- WHAT NEEDS TO BE DONE:
Your whole answer should be the number of lines in the material below that include the word "icon".

** RECORDED DATA follows **

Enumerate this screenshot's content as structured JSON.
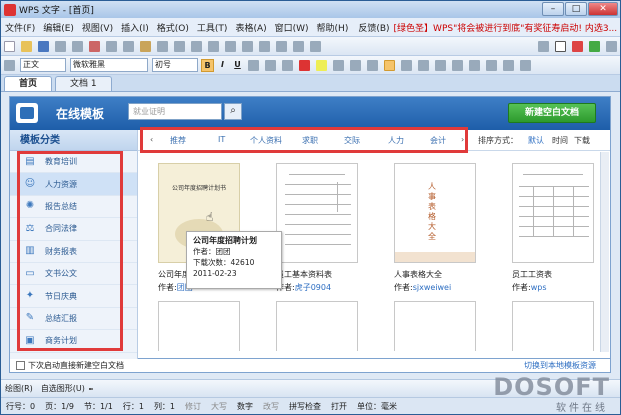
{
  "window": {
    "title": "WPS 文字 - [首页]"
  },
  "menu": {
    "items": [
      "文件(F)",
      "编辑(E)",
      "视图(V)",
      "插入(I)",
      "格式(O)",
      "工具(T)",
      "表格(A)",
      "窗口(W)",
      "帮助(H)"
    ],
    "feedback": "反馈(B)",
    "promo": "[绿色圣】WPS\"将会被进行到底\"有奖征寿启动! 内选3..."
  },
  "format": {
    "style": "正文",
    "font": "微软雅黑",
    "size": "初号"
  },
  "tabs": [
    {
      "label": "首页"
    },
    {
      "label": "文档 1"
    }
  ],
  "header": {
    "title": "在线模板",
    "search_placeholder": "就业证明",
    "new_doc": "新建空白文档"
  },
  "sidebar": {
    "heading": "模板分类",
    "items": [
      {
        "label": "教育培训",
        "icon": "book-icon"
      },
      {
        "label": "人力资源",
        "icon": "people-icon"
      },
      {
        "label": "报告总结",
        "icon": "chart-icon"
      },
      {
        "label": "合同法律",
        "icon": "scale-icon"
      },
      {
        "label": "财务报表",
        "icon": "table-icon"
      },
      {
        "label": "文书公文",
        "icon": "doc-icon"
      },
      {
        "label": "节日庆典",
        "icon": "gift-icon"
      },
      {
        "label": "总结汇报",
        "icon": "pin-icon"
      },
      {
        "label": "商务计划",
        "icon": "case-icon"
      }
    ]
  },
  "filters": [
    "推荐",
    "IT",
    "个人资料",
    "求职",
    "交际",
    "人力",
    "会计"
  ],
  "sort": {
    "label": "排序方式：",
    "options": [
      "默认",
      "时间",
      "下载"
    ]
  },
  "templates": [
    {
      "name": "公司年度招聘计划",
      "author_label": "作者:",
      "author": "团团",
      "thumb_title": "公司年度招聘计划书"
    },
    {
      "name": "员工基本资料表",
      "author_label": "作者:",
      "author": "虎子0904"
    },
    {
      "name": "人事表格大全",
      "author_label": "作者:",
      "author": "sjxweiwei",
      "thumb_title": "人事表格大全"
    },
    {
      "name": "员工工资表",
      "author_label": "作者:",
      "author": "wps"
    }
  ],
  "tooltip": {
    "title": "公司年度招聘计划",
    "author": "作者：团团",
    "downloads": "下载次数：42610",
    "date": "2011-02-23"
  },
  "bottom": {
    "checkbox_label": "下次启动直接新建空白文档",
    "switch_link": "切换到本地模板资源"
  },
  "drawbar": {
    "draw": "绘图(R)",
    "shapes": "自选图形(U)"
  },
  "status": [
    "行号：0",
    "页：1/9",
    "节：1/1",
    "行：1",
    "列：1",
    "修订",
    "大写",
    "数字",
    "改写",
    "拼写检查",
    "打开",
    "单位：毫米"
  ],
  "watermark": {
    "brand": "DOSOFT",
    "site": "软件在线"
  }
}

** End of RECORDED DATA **
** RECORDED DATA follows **

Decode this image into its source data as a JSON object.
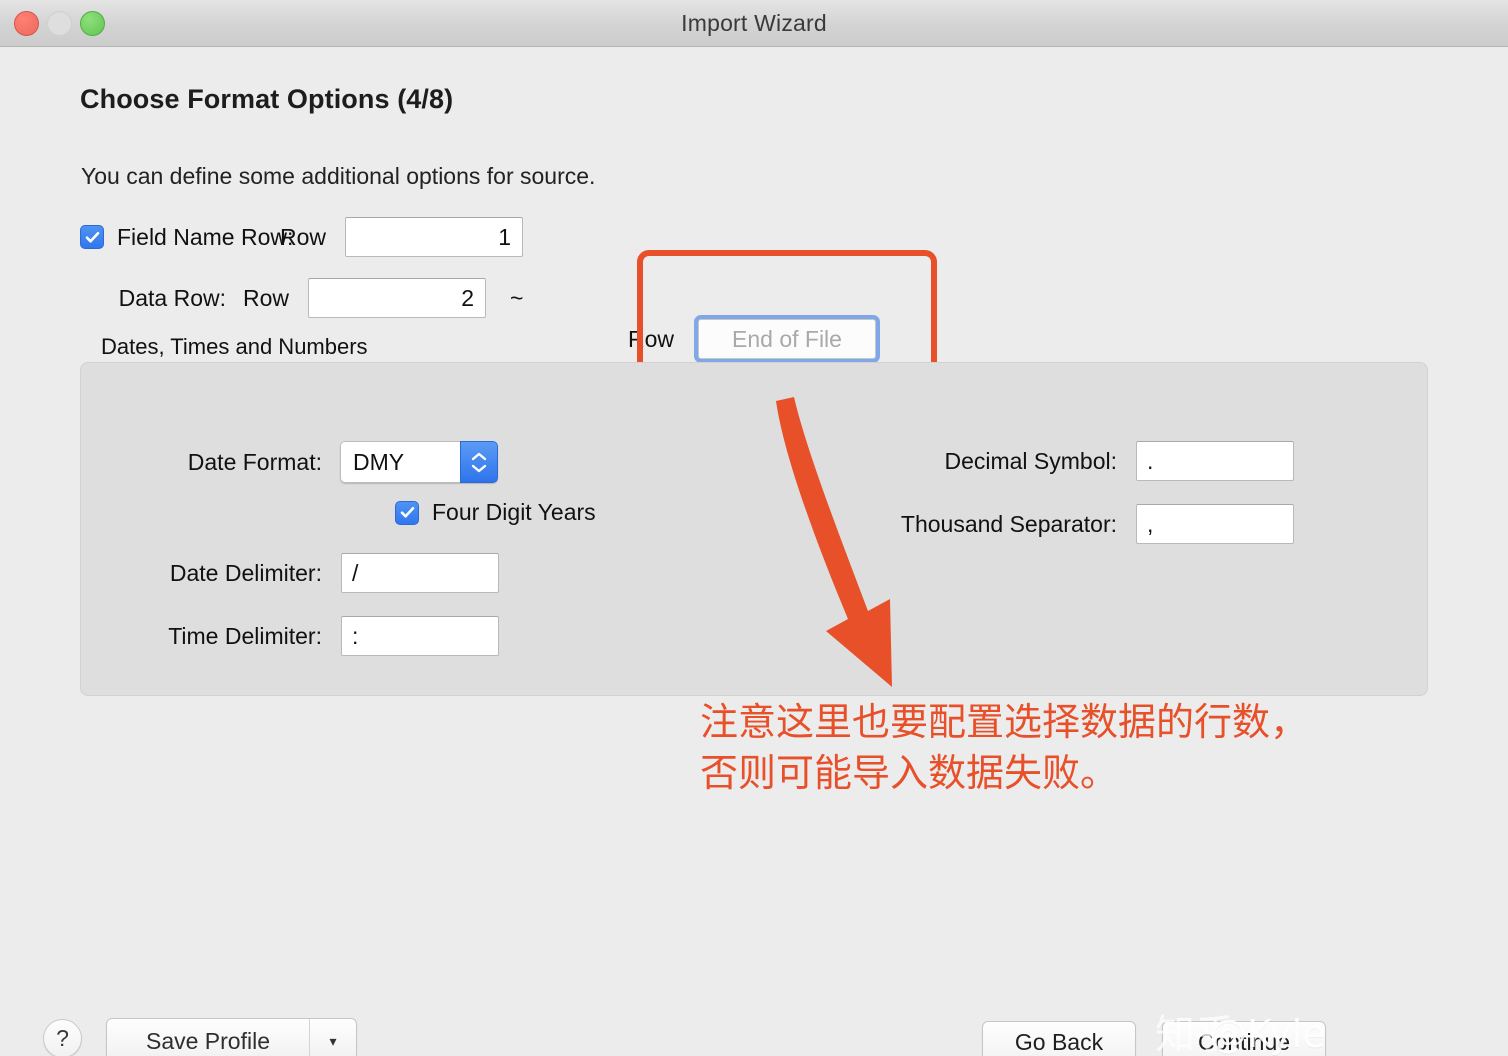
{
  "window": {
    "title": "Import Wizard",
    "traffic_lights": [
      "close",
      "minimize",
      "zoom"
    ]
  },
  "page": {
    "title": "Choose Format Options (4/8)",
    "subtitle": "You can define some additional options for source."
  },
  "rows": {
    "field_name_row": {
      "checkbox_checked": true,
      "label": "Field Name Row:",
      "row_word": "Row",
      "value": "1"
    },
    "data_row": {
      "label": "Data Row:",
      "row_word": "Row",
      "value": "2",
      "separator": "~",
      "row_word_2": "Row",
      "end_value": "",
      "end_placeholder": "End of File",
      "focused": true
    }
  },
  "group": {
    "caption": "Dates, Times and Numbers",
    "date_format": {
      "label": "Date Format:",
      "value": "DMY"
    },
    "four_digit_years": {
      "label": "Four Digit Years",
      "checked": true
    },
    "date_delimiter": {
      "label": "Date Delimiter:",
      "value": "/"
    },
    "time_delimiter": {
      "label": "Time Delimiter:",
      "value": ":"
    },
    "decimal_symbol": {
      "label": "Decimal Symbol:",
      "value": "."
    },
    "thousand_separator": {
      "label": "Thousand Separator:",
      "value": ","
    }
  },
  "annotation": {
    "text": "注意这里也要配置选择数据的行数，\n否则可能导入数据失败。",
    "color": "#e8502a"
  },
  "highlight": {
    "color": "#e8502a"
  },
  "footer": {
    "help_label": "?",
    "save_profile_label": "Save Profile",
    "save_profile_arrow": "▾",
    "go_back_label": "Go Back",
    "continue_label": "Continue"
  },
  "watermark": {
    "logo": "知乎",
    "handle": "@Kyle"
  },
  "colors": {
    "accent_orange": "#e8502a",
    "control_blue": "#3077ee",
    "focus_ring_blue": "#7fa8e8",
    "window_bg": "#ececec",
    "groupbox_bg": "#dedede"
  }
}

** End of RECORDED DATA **

- SOLUTION BELOW:
9